Each entry below is to be duplicated verbatim.

--- Dataset records Enclosed Below ---

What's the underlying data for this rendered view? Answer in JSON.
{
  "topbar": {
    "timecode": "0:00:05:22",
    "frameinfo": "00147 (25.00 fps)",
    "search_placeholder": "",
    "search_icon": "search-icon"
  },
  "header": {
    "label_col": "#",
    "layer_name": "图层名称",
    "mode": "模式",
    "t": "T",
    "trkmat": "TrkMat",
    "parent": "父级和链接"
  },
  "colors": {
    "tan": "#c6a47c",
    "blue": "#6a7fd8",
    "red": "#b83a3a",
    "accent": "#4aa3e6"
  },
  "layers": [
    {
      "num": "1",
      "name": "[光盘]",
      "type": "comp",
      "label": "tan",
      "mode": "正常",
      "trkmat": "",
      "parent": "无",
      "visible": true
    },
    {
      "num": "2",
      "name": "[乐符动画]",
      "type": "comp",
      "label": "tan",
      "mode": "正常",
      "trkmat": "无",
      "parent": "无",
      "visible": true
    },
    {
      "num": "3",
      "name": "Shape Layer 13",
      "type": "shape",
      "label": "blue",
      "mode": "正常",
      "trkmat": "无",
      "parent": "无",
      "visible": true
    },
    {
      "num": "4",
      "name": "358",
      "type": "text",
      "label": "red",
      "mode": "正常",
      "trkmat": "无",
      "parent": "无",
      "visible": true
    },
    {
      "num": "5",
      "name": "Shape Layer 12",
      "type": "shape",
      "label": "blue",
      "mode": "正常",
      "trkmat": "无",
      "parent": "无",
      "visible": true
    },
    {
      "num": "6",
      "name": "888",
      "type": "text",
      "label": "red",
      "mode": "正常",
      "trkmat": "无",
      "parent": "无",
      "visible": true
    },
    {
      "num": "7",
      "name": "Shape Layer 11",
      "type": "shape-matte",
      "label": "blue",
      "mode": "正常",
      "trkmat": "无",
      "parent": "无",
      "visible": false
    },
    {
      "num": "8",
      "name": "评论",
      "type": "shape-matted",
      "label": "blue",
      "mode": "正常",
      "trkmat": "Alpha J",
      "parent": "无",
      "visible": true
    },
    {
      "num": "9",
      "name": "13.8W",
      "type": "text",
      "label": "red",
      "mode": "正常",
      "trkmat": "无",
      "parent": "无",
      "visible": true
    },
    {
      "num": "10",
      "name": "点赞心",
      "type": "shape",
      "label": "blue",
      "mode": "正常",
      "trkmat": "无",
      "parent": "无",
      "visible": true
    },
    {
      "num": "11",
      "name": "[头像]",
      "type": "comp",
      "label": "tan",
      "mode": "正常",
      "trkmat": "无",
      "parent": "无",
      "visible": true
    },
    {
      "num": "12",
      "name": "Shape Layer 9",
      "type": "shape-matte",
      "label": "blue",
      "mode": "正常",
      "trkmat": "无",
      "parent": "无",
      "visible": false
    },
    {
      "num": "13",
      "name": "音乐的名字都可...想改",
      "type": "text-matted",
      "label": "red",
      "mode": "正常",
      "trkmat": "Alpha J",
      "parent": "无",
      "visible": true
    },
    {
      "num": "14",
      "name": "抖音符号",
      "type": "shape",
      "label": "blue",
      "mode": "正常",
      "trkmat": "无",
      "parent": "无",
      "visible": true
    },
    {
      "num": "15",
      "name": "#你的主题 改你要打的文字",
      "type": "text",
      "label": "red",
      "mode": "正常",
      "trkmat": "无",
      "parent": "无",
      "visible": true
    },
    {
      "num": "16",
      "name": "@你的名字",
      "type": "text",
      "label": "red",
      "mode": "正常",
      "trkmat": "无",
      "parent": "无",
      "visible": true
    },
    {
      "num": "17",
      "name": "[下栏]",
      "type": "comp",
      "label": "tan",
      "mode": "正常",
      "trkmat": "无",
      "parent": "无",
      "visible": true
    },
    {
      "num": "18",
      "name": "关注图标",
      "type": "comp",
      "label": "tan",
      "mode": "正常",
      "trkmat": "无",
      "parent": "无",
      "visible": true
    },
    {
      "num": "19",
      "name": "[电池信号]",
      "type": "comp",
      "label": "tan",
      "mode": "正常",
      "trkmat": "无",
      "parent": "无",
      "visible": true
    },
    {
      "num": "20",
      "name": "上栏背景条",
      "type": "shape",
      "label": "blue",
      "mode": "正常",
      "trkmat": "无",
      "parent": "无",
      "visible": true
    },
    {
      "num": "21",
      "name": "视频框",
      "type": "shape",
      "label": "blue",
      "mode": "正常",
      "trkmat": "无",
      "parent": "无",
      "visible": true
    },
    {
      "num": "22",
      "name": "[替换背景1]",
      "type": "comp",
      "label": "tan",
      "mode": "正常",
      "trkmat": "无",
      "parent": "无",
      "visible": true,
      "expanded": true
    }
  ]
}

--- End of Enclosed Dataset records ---

Task result
What's the underlying data for this rendered view? Answer in JSON.
{
  "topbar": {
    "timecode": "0:00:05:22",
    "frameinfo": "00147 (25.00 fps)",
    "search_placeholder": "",
    "search_icon": "search-icon"
  },
  "header": {
    "label_col": "#",
    "layer_name": "图层名称",
    "mode": "模式",
    "t": "T",
    "trkmat": "TrkMat",
    "parent": "父级和链接"
  },
  "colors": {
    "tan": "#c6a47c",
    "blue": "#6a7fd8",
    "red": "#b83a3a",
    "accent": "#4aa3e6"
  },
  "layers": [
    {
      "num": "1",
      "name": "[光盘]",
      "type": "comp",
      "label": "tan",
      "mode": "正常",
      "trkmat": "",
      "parent": "无",
      "visible": true
    },
    {
      "num": "2",
      "name": "[乐符动画]",
      "type": "comp",
      "label": "tan",
      "mode": "正常",
      "trkmat": "无",
      "parent": "无",
      "visible": true
    },
    {
      "num": "3",
      "name": "Shape Layer 13",
      "type": "shape",
      "label": "blue",
      "mode": "正常",
      "trkmat": "无",
      "parent": "无",
      "visible": true
    },
    {
      "num": "4",
      "name": "358",
      "type": "text",
      "label": "red",
      "mode": "正常",
      "trkmat": "无",
      "parent": "无",
      "visible": true
    },
    {
      "num": "5",
      "name": "Shape Layer 12",
      "type": "shape",
      "label": "blue",
      "mode": "正常",
      "trkmat": "无",
      "parent": "无",
      "visible": true
    },
    {
      "num": "6",
      "name": "888",
      "type": "text",
      "label": "red",
      "mode": "正常",
      "trkmat": "无",
      "parent": "无",
      "visible": true
    },
    {
      "num": "7",
      "name": "Shape Layer 11",
      "type": "shape-matte",
      "label": "blue",
      "mode": "正常",
      "trkmat": "无",
      "parent": "无",
      "visible": false
    },
    {
      "num": "8",
      "name": "评论",
      "type": "shape-matted",
      "label": "blue",
      "mode": "正常",
      "trkmat": "Alpha J",
      "parent": "无",
      "visible": true
    },
    {
      "num": "9",
      "name": "13.8W",
      "type": "text",
      "label": "red",
      "mode": "正常",
      "trkmat": "无",
      "parent": "无",
      "visible": true
    },
    {
      "num": "10",
      "name": "点赞心",
      "type": "shape",
      "label": "blue",
      "mode": "正常",
      "trkmat": "无",
      "parent": "无",
      "visible": true
    },
    {
      "num": "11",
      "name": "[头像]",
      "type": "comp",
      "label": "tan",
      "mode": "正常",
      "trkmat": "无",
      "parent": "无",
      "visible": true
    },
    {
      "num": "12",
      "name": "Shape Layer 9",
      "type": "shape-matte",
      "label": "blue",
      "mode": "正常",
      "trkmat": "无",
      "parent": "无",
      "visible": false
    },
    {
      "num": "13",
      "name": "音乐的名字都可...想改",
      "type": "text-matted",
      "label": "red",
      "mode": "正常",
      "trkmat": "Alpha J",
      "parent": "无",
      "visible": true
    },
    {
      "num": "14",
      "name": "抖音符号",
      "type": "shape",
      "label": "blue",
      "mode": "正常",
      "trkmat": "无",
      "parent": "无",
      "visible": true
    },
    {
      "num": "15",
      "name": "#你的主题 改你要打的文字",
      "type": "text",
      "label": "red",
      "mode": "正常",
      "trkmat": "无",
      "parent": "无",
      "visible": true
    },
    {
      "num": "16",
      "name": "@你的名字",
      "type": "text",
      "label": "red",
      "mode": "正常",
      "trkmat": "无",
      "parent": "无",
      "visible": true
    },
    {
      "num": "17",
      "name": "[下栏]",
      "type": "comp",
      "label": "tan",
      "mode": "正常",
      "trkmat": "无",
      "parent": "无",
      "visible": true
    },
    {
      "num": "18",
      "name": "关注图标",
      "type": "comp",
      "label": "tan",
      "mode": "正常",
      "trkmat": "无",
      "parent": "无",
      "visible": true
    },
    {
      "num": "19",
      "name": "[电池信号]",
      "type": "comp",
      "label": "tan",
      "mode": "正常",
      "trkmat": "无",
      "parent": "无",
      "visible": true
    },
    {
      "num": "20",
      "name": "上栏背景条",
      "type": "shape",
      "label": "blue",
      "mode": "正常",
      "trkmat": "无",
      "parent": "无",
      "visible": true
    },
    {
      "num": "21",
      "name": "视频框",
      "type": "shape",
      "label": "blue",
      "mode": "正常",
      "trkmat": "无",
      "parent": "无",
      "visible": true
    },
    {
      "num": "22",
      "name": "[替换背景1]",
      "type": "comp",
      "label": "tan",
      "mode": "正常",
      "trkmat": "无",
      "parent": "无",
      "visible": true,
      "expanded": true
    }
  ]
}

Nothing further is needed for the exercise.